Having been in the country as a resident the previous three tax years
Spending time (generally more than 40 days) in employment in the UK
Owning homes in the UK, especially if you don’t own homes abroad.
Your family being resident in the UK
Your access to accommodation in the UK
And even just being in the UK more than any other one country!
If you are in the UK at the end of a day, that is for tax purposes counted as a day in the UK. All these factors and more lead to some interesting cases. For example Brian (name changed) is a UK citizen who works for an oil company in Saudi Arabia.

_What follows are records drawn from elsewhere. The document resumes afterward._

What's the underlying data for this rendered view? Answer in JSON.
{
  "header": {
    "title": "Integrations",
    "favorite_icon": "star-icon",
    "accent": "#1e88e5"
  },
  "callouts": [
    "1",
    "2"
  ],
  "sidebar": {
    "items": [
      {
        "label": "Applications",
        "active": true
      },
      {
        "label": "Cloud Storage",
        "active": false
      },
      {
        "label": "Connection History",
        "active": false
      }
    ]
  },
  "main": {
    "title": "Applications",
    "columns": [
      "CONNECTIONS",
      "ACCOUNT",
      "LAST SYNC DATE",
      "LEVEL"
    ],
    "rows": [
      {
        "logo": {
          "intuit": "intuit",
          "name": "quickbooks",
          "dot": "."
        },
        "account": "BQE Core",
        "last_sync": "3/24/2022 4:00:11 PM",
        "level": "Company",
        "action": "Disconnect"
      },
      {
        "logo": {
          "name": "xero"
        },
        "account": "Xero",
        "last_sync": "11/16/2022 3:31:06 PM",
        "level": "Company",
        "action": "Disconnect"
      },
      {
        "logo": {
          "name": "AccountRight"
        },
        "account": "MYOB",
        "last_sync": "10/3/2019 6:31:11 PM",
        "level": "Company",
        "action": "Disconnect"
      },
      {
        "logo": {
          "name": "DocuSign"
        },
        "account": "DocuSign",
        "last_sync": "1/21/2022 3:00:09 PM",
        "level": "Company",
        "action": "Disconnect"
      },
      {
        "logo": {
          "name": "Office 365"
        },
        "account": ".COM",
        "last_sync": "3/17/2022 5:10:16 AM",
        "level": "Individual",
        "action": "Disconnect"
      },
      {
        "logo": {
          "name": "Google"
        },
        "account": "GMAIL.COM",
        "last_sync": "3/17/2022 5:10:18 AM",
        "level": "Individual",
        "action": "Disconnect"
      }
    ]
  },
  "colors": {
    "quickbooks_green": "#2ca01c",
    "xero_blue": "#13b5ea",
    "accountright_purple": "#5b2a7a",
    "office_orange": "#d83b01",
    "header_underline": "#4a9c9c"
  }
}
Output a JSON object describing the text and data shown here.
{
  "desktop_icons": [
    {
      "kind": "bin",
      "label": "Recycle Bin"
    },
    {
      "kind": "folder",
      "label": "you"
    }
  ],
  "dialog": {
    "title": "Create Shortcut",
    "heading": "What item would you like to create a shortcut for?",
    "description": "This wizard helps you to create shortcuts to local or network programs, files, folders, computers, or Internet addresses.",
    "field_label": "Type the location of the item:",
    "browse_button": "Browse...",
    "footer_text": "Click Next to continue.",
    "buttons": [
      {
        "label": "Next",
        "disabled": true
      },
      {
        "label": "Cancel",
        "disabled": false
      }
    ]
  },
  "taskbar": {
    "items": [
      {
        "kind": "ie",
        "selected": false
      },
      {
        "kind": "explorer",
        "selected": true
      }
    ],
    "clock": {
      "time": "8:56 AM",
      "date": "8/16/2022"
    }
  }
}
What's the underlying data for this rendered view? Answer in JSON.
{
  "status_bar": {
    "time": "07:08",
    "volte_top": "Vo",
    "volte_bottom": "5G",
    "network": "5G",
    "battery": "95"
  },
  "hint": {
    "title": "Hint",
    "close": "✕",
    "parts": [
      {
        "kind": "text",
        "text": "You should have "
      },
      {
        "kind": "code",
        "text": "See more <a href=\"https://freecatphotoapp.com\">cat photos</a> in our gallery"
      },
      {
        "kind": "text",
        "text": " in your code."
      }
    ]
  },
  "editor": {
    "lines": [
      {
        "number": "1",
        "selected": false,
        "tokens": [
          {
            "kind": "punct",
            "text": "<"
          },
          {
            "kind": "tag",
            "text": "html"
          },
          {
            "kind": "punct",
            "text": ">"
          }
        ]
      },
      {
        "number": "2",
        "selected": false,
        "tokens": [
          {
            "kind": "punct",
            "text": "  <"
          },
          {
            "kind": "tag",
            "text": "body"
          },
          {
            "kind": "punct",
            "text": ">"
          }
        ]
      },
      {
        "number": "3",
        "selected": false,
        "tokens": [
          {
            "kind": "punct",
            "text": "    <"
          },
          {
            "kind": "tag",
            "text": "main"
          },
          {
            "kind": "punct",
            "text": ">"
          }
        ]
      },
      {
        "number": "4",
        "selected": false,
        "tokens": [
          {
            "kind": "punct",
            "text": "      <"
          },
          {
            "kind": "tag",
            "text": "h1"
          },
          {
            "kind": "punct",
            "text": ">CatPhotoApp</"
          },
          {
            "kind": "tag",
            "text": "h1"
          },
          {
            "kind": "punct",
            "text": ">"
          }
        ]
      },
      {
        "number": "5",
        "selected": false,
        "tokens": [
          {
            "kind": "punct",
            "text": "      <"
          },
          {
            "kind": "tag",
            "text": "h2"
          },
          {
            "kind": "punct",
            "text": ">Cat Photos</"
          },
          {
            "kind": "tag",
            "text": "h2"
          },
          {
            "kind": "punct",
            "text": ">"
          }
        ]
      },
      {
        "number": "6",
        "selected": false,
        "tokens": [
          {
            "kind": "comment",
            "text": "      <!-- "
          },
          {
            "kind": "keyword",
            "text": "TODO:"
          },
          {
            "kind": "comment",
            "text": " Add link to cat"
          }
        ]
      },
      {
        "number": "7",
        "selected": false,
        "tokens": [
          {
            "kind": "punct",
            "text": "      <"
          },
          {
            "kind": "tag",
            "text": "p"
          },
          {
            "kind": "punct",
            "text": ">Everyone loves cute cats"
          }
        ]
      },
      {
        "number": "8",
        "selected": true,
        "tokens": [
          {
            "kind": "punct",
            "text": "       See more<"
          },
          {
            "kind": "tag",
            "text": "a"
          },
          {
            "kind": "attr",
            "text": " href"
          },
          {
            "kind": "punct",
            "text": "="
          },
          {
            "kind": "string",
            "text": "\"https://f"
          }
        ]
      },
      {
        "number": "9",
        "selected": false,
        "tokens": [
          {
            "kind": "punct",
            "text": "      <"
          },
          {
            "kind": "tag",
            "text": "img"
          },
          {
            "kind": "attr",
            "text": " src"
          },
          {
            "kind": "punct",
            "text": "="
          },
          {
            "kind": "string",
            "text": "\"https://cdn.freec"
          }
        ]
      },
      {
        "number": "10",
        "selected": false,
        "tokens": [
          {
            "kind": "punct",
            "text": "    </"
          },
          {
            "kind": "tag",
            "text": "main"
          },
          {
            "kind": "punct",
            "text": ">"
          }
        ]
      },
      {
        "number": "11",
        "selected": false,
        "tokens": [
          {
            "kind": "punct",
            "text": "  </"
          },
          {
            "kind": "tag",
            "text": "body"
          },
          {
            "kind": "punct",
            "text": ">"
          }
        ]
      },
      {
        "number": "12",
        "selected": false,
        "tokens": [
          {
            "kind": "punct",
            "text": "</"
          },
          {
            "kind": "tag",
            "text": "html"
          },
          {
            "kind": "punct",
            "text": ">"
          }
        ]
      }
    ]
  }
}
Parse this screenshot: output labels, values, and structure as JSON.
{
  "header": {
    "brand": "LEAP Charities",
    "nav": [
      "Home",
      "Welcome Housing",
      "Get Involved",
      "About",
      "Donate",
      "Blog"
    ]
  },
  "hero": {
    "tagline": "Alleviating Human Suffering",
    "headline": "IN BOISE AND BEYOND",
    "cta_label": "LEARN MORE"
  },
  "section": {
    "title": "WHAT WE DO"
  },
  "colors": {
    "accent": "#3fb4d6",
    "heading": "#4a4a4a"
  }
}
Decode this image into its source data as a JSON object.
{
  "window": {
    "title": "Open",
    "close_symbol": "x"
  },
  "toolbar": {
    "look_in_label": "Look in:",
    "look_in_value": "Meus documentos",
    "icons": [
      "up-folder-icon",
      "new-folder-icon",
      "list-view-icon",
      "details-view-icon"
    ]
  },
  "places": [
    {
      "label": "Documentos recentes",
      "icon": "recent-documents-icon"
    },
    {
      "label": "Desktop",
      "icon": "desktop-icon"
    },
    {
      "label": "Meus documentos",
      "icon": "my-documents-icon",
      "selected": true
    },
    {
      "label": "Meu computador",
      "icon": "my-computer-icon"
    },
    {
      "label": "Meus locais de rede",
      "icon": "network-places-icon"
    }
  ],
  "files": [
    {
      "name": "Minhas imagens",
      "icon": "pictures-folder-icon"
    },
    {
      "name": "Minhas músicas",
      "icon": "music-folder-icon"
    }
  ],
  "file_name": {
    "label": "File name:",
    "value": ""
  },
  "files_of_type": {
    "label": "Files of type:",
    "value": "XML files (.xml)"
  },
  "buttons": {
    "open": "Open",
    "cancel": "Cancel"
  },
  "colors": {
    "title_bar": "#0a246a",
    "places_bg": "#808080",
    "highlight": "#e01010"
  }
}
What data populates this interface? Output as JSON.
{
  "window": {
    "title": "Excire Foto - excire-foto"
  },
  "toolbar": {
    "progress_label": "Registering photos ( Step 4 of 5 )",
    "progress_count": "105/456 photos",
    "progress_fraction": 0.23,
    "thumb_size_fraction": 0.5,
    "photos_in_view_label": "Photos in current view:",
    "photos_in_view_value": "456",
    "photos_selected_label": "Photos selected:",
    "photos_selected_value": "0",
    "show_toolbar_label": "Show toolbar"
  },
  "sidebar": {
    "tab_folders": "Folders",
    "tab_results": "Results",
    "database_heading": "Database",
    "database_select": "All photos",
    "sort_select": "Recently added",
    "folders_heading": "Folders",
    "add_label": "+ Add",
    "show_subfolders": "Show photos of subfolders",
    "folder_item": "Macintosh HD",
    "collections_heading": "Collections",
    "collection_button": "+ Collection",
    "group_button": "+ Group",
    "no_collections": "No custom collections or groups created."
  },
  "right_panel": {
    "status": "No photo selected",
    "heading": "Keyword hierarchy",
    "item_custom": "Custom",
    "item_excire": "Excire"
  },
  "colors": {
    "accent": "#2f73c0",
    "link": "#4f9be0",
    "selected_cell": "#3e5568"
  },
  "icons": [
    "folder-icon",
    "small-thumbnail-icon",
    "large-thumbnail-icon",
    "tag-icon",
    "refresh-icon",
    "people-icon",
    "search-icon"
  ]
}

Brian spends most of the year in Saudi Arabia but travels to the UK occasionally to visit his family and friends. Brian came to us after he found out he was a tax resident in the UK the previous year having not expected that to be the case. He spends most of his time outside of the UK but had significant ties to the UK, and he did not pass the automatic overseas residence test to be considered a non-UK tax resident. This means that Brain was for that year subject to UK tax on income that is sourced in the UK, such as rental income from his UK properties and on his income earned abroad. He actually had spent just 46 days in the UK that year, but was able to plan ahead for the following year. We were able to help him claim back on some allowances he had too.
In another scenario Sarah, (name changed) is a US citizen who had started working in London. Sarah has a rented flat in London and regularly visits her family in the US. She was keen to make sure that she followed all the rules and came to us before her first UK tax return was due. We were able to clarify that under the statutory residency tests, Sarah would be considered a UK tax resident and supported her ensuring all returns were done on time and any allowances she was eligible for were claimed. She didn’t encounter any surprises.
It's important to note that each individual case is unique, and HMRC will consider all of the relevant factors when determining residency status. If you are unsure about your residency status or have any questions about your tax obligations, we as international tax experts at EDA professional services can help you navigate the complex rules around tax residency, and ensure that you are compliant with UK tax laws.
By understanding your tax residency status, you can ensure that you are complying with UK tax laws and avoid any penalties or fines for non-compliance.
Be in touch for a free initial call.